-- PROVIDED RECORDS --

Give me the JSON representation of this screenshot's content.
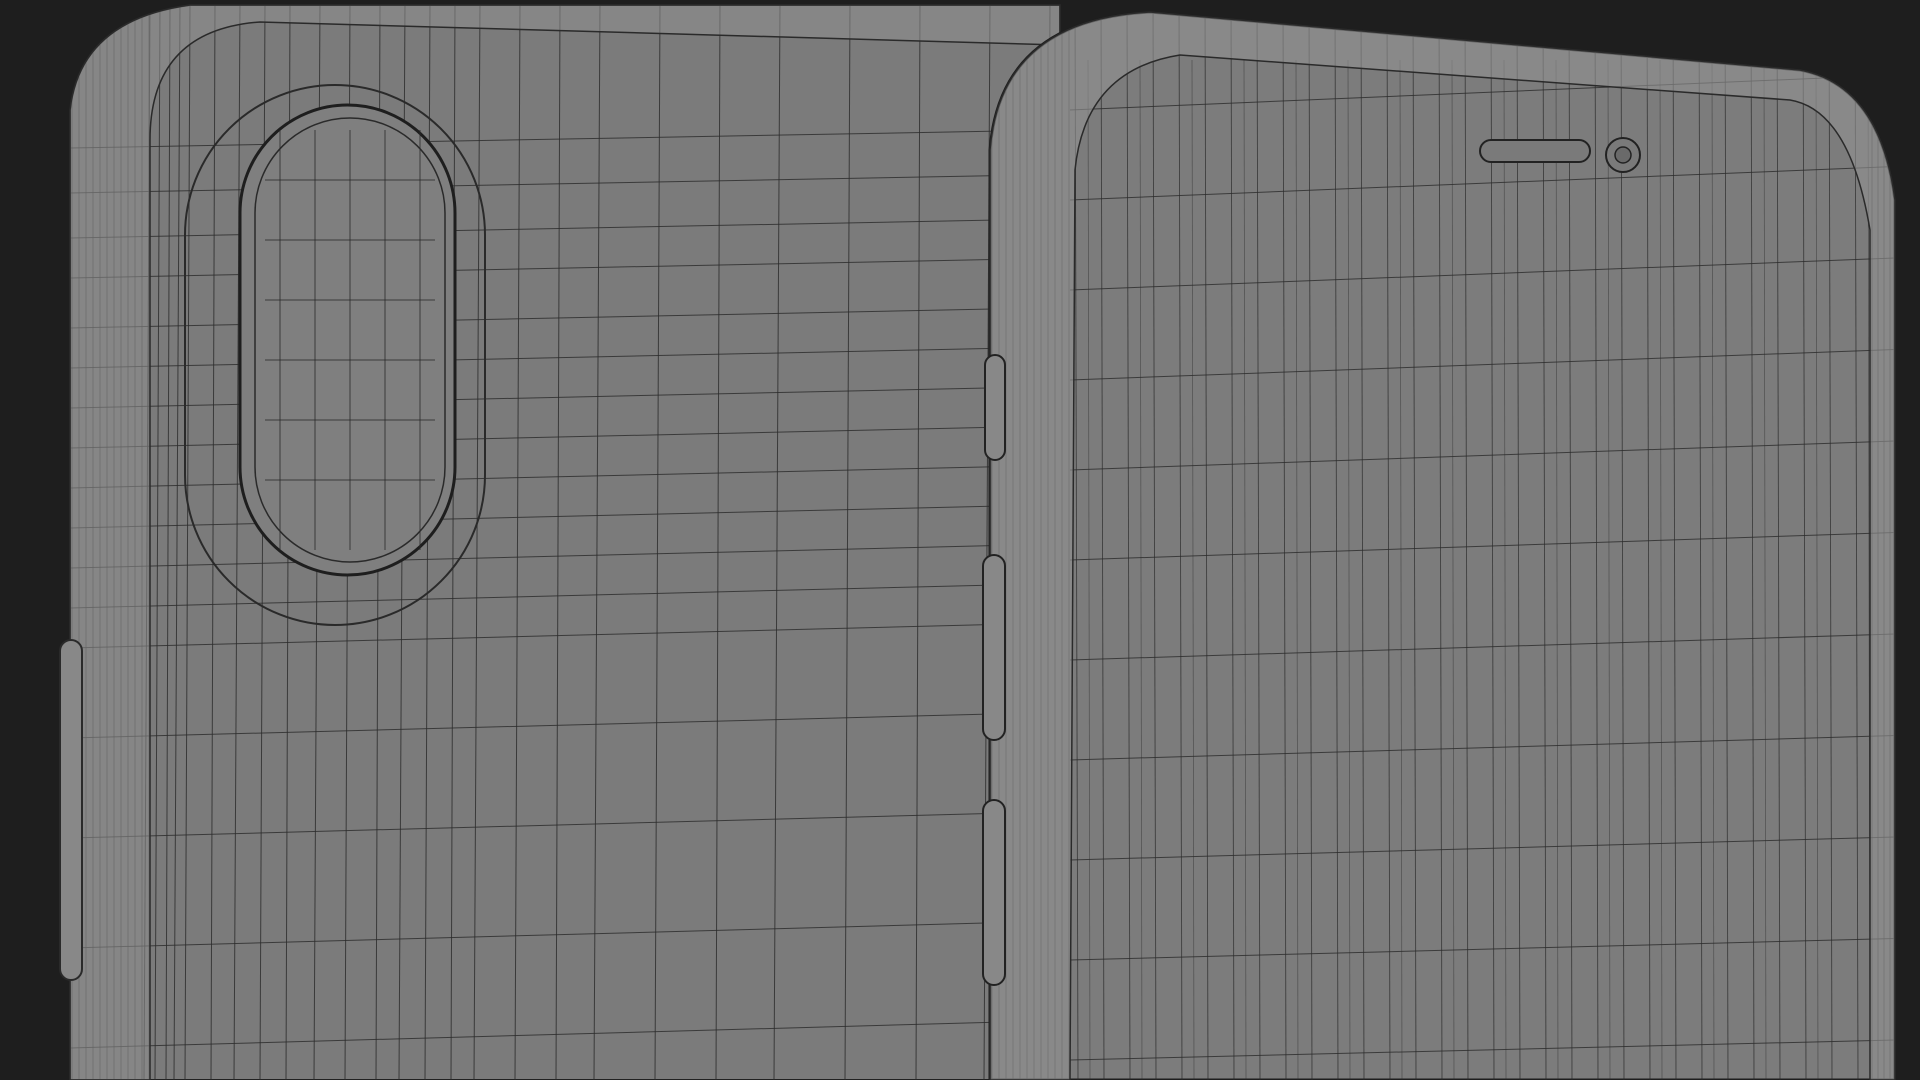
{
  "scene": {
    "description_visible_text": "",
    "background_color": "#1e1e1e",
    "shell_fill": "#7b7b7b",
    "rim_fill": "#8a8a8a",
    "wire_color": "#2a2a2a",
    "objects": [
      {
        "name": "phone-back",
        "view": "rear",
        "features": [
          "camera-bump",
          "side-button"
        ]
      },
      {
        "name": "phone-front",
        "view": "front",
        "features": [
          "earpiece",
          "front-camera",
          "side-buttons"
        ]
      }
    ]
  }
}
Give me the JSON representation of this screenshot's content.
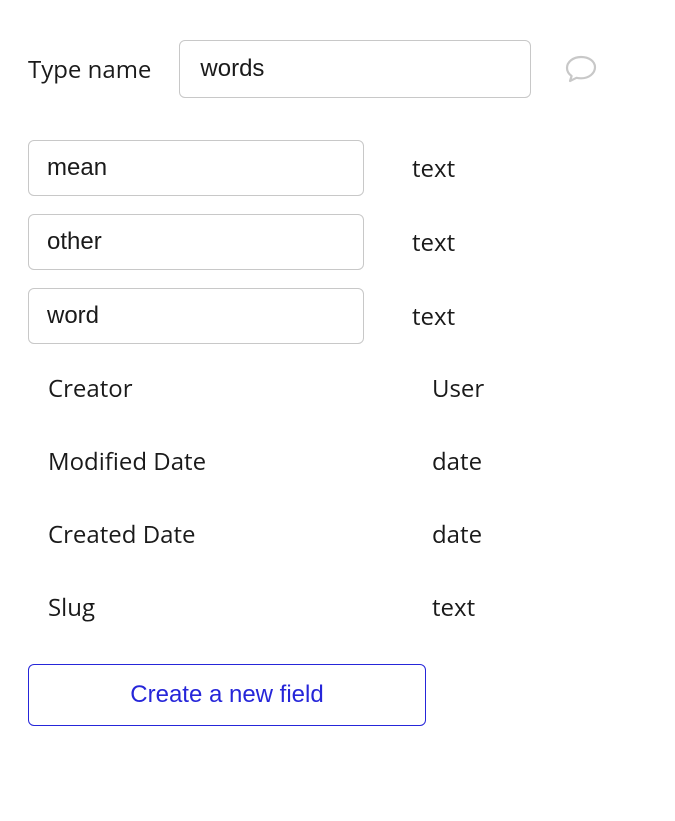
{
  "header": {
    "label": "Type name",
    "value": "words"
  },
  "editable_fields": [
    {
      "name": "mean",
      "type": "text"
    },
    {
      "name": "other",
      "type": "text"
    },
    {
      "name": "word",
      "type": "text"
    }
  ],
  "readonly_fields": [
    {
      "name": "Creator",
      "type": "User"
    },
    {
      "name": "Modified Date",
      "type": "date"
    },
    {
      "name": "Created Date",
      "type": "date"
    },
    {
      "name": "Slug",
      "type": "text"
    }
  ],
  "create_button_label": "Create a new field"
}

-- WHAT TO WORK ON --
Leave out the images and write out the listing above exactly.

-- RESPONSE FOR THIS EXERCISE --
Give me the JSON representation of this screenshot's content.
{
  "scene": {
    "description_visible_text": "",
    "background_color": "#1e1e1e",
    "shell_fill": "#7b7b7b",
    "rim_fill": "#8a8a8a",
    "wire_color": "#2a2a2a",
    "objects": [
      {
        "name": "phone-back",
        "view": "rear",
        "features": [
          "camera-bump",
          "side-button"
        ]
      },
      {
        "name": "phone-front",
        "view": "front",
        "features": [
          "earpiece",
          "front-camera",
          "side-buttons"
        ]
      }
    ]
  }
}
Give me the JSON representation of this screenshot's content.
{
  "header": {
    "label": "Type name",
    "value": "words"
  },
  "editable_fields": [
    {
      "name": "mean",
      "type": "text"
    },
    {
      "name": "other",
      "type": "text"
    },
    {
      "name": "word",
      "type": "text"
    }
  ],
  "readonly_fields": [
    {
      "name": "Creator",
      "type": "User"
    },
    {
      "name": "Modified Date",
      "type": "date"
    },
    {
      "name": "Created Date",
      "type": "date"
    },
    {
      "name": "Slug",
      "type": "text"
    }
  ],
  "create_button_label": "Create a new field"
}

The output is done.